Data supplied
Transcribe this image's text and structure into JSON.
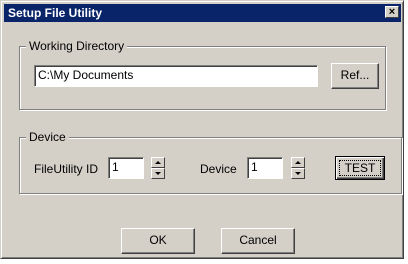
{
  "window": {
    "title": "Setup File Utility",
    "close_icon": "×"
  },
  "working_directory": {
    "group_label": "Working Directory",
    "path_value": "C:\\My Documents",
    "browse_label": "Ref..."
  },
  "device_group": {
    "group_label": "Device",
    "fileutility_id_label": "FileUtility ID",
    "fileutility_id_value": "1",
    "device_label": "Device",
    "device_value": "1",
    "test_label": "TEST"
  },
  "buttons": {
    "ok_label": "OK",
    "cancel_label": "Cancel"
  }
}
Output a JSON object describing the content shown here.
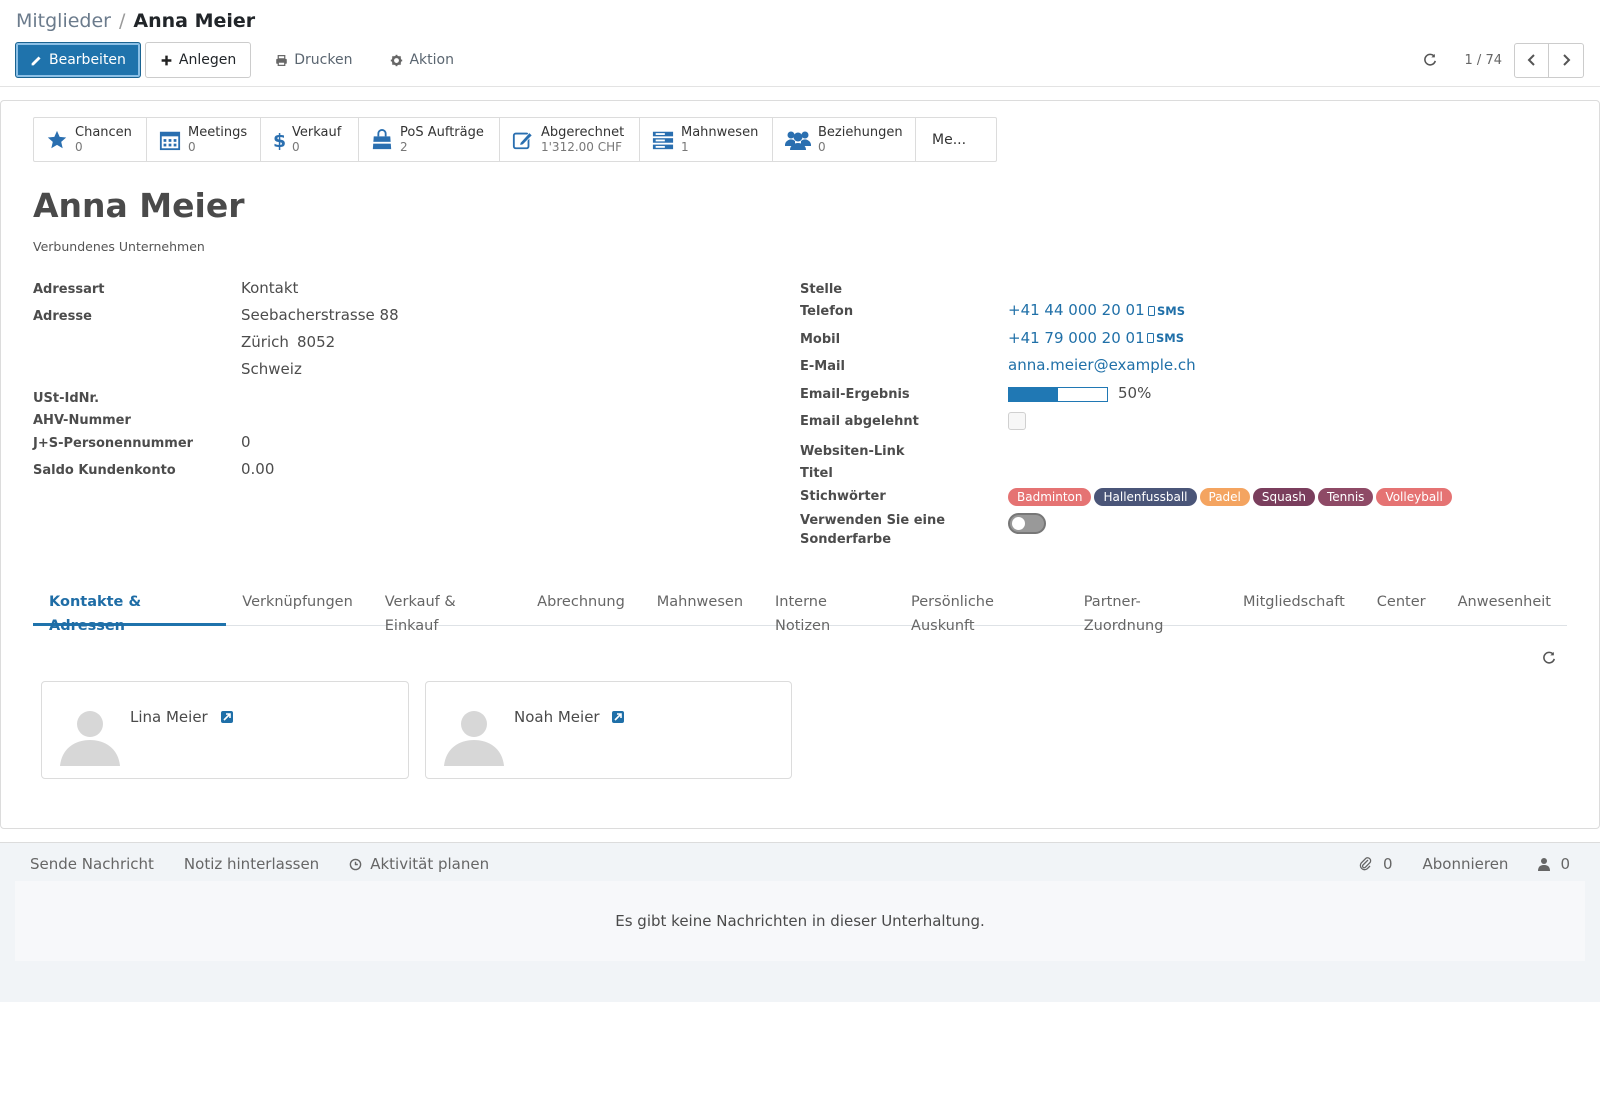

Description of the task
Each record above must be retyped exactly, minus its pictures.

Response for this exercise
Transcribe this image's text and structure into JSON.
{
  "window": {
    "title": "Setup File Utility",
    "close_icon": "×"
  },
  "working_directory": {
    "group_label": "Working Directory",
    "path_value": "C:\\My Documents",
    "browse_label": "Ref..."
  },
  "device_group": {
    "group_label": "Device",
    "fileutility_id_label": "FileUtility ID",
    "fileutility_id_value": "1",
    "device_label": "Device",
    "device_value": "1",
    "test_label": "TEST"
  },
  "buttons": {
    "ok_label": "OK",
    "cancel_label": "Cancel"
  }
}
Output a JSON object describing the content shown here.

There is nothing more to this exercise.